- _REQUIREMENT_
Copy each line below exactly and leave the pictures out.

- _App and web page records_
——————————
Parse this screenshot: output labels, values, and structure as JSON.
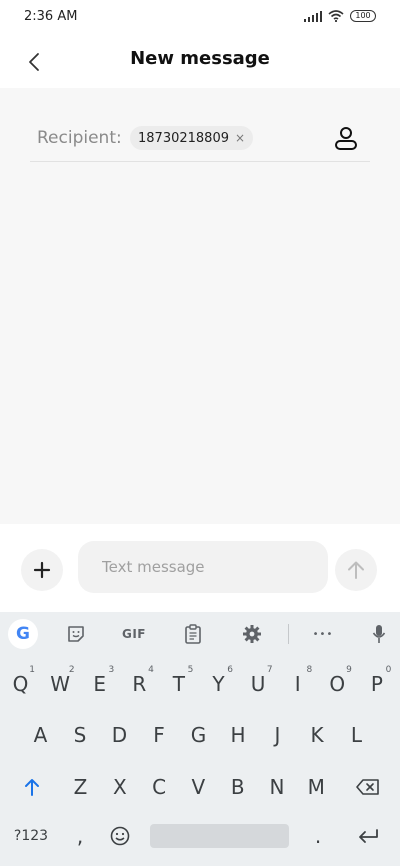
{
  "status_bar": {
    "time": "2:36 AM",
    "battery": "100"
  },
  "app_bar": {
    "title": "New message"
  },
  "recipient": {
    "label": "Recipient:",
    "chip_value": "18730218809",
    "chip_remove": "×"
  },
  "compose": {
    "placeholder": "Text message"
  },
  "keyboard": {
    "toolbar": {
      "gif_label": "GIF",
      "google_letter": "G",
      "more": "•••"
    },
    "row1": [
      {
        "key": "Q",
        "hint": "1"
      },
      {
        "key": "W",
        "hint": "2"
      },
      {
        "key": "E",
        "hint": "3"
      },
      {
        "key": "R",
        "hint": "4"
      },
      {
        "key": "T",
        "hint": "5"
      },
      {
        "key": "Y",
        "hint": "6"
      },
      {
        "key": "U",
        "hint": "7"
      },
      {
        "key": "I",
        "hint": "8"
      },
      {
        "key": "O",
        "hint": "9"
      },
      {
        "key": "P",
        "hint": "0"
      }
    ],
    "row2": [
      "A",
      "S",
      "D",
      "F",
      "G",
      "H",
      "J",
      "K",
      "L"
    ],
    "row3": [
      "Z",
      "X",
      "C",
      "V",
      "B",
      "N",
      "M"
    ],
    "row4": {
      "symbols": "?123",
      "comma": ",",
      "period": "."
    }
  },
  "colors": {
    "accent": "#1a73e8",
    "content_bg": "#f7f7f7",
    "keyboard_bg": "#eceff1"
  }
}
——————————
- _REPLY TO THE TASK_
Parse this screenshot: output labels, values, and structure as JSON.
{
  "status_bar": {
    "time": "2:36 AM",
    "battery": "100"
  },
  "app_bar": {
    "title": "New message"
  },
  "recipient": {
    "label": "Recipient:",
    "chip_value": "18730218809",
    "chip_remove": "×"
  },
  "compose": {
    "placeholder": "Text message"
  },
  "keyboard": {
    "toolbar": {
      "gif_label": "GIF",
      "google_letter": "G",
      "more": "•••"
    },
    "row1": [
      {
        "key": "Q",
        "hint": "1"
      },
      {
        "key": "W",
        "hint": "2"
      },
      {
        "key": "E",
        "hint": "3"
      },
      {
        "key": "R",
        "hint": "4"
      },
      {
        "key": "T",
        "hint": "5"
      },
      {
        "key": "Y",
        "hint": "6"
      },
      {
        "key": "U",
        "hint": "7"
      },
      {
        "key": "I",
        "hint": "8"
      },
      {
        "key": "O",
        "hint": "9"
      },
      {
        "key": "P",
        "hint": "0"
      }
    ],
    "row2": [
      "A",
      "S",
      "D",
      "F",
      "G",
      "H",
      "J",
      "K",
      "L"
    ],
    "row3": [
      "Z",
      "X",
      "C",
      "V",
      "B",
      "N",
      "M"
    ],
    "row4": {
      "symbols": "?123",
      "comma": ",",
      "period": "."
    }
  },
  "colors": {
    "accent": "#1a73e8",
    "content_bg": "#f7f7f7",
    "keyboard_bg": "#eceff1"
  }
}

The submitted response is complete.